▶ Task description: Examine each line of the data. Copy those that contain the string "with".

*** Provided information ***

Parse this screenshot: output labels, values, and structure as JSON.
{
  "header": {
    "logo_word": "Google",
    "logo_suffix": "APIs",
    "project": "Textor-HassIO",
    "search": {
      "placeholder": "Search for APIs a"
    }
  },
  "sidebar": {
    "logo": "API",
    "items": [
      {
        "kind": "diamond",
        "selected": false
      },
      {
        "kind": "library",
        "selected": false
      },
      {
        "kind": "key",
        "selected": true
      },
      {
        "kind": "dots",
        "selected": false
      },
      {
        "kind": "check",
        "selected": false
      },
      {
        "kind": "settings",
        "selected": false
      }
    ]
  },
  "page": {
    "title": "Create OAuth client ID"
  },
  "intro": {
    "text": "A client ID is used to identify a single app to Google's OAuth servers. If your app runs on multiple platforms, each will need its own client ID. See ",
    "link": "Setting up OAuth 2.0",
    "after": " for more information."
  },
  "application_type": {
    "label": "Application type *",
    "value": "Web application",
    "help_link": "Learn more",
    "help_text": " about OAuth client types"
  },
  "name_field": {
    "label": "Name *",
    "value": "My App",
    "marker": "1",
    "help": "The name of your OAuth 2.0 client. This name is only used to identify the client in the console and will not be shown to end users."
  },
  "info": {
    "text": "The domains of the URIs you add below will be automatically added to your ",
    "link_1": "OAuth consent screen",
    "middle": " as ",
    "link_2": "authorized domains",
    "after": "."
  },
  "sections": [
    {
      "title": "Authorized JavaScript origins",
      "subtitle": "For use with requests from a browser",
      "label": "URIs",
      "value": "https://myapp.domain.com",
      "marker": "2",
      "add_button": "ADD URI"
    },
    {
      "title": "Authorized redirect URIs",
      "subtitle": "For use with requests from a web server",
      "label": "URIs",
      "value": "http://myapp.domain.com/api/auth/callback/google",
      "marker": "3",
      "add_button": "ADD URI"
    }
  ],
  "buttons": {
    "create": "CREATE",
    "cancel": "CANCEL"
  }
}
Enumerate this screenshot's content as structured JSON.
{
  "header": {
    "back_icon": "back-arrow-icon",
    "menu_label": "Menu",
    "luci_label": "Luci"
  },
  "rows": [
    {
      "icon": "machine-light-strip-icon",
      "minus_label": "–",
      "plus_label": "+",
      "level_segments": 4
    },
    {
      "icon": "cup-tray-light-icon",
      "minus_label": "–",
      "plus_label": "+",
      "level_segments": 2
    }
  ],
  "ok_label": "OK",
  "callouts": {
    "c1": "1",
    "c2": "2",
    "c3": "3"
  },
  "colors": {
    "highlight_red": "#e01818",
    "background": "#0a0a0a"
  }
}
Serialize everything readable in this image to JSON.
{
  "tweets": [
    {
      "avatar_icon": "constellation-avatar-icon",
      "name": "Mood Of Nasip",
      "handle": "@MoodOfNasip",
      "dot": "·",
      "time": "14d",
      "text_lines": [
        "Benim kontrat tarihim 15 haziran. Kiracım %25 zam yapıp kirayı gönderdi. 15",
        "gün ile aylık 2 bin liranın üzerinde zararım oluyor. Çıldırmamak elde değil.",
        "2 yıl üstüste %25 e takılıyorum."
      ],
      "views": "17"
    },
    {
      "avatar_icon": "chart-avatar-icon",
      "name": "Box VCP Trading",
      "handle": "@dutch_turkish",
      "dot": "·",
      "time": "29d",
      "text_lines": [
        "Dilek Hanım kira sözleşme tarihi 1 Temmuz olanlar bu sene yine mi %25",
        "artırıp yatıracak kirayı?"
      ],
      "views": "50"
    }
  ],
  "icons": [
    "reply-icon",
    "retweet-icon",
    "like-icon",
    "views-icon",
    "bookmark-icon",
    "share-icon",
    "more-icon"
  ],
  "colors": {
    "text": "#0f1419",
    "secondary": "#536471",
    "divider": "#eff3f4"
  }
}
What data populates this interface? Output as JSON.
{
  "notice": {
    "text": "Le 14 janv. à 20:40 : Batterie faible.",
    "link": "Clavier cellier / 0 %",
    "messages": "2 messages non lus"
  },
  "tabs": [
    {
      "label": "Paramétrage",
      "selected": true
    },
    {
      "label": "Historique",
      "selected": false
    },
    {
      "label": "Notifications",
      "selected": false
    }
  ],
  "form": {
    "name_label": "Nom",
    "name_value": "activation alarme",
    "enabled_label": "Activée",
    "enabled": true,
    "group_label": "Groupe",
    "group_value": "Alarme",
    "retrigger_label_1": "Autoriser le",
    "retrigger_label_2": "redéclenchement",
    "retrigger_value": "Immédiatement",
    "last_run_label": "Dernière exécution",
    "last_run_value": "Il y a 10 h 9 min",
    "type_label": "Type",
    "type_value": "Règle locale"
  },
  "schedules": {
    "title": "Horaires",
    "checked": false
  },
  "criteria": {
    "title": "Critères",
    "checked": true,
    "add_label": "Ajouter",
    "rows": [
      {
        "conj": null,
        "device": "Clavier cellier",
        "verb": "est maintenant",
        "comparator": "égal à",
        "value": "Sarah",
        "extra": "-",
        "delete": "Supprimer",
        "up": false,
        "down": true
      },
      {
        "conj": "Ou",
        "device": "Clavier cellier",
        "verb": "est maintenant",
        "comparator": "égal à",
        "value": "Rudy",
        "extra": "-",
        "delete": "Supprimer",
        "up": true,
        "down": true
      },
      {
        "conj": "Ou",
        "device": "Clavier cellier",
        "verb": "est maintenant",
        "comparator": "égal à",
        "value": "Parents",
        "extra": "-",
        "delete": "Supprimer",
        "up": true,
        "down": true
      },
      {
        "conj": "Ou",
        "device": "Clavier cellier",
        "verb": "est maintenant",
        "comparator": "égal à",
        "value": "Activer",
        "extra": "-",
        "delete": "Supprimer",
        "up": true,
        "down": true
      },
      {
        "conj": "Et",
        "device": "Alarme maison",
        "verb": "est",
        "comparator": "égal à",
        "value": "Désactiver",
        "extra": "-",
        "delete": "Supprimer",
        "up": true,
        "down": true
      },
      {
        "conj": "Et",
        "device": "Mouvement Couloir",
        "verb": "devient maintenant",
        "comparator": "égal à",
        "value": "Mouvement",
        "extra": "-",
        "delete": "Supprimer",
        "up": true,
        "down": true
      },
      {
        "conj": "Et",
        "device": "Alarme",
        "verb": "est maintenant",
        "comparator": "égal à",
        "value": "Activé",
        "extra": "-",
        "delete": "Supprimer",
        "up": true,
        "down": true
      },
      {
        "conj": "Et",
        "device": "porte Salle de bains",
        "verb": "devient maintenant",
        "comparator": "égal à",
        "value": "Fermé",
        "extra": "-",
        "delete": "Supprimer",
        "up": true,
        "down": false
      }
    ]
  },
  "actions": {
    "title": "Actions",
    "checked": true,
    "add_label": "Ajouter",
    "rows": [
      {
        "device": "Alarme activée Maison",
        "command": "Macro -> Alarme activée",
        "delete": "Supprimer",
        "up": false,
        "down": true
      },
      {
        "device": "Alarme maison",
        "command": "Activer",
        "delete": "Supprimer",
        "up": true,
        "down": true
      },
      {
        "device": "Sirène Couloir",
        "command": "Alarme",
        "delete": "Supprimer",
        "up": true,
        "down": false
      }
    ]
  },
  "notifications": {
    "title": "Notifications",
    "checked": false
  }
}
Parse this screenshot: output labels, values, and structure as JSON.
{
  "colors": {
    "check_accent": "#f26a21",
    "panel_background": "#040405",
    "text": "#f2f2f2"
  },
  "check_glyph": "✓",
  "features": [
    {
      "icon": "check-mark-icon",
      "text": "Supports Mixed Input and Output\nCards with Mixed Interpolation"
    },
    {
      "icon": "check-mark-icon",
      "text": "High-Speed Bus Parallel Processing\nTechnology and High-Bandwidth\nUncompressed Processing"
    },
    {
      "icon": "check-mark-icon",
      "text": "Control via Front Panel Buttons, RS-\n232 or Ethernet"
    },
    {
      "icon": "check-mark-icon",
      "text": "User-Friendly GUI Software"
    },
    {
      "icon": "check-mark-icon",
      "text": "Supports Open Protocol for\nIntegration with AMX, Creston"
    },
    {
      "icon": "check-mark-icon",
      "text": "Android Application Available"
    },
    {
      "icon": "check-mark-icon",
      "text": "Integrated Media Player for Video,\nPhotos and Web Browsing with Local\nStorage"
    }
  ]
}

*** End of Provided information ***

▶ Response for this exercise:
      "subtitle": "For use with requests from a browser",
      "subtitle": "For use with requests from a web server",
      "text": "Supports Mixed Input and Output\nCards with Mixed Interpolation"
      "text": "Supports Open Protocol for\nIntegration with AMX, Creston"
      "text": "Integrated Media Player for Video,\nPhotos and Web Browsing with Local\nStorage"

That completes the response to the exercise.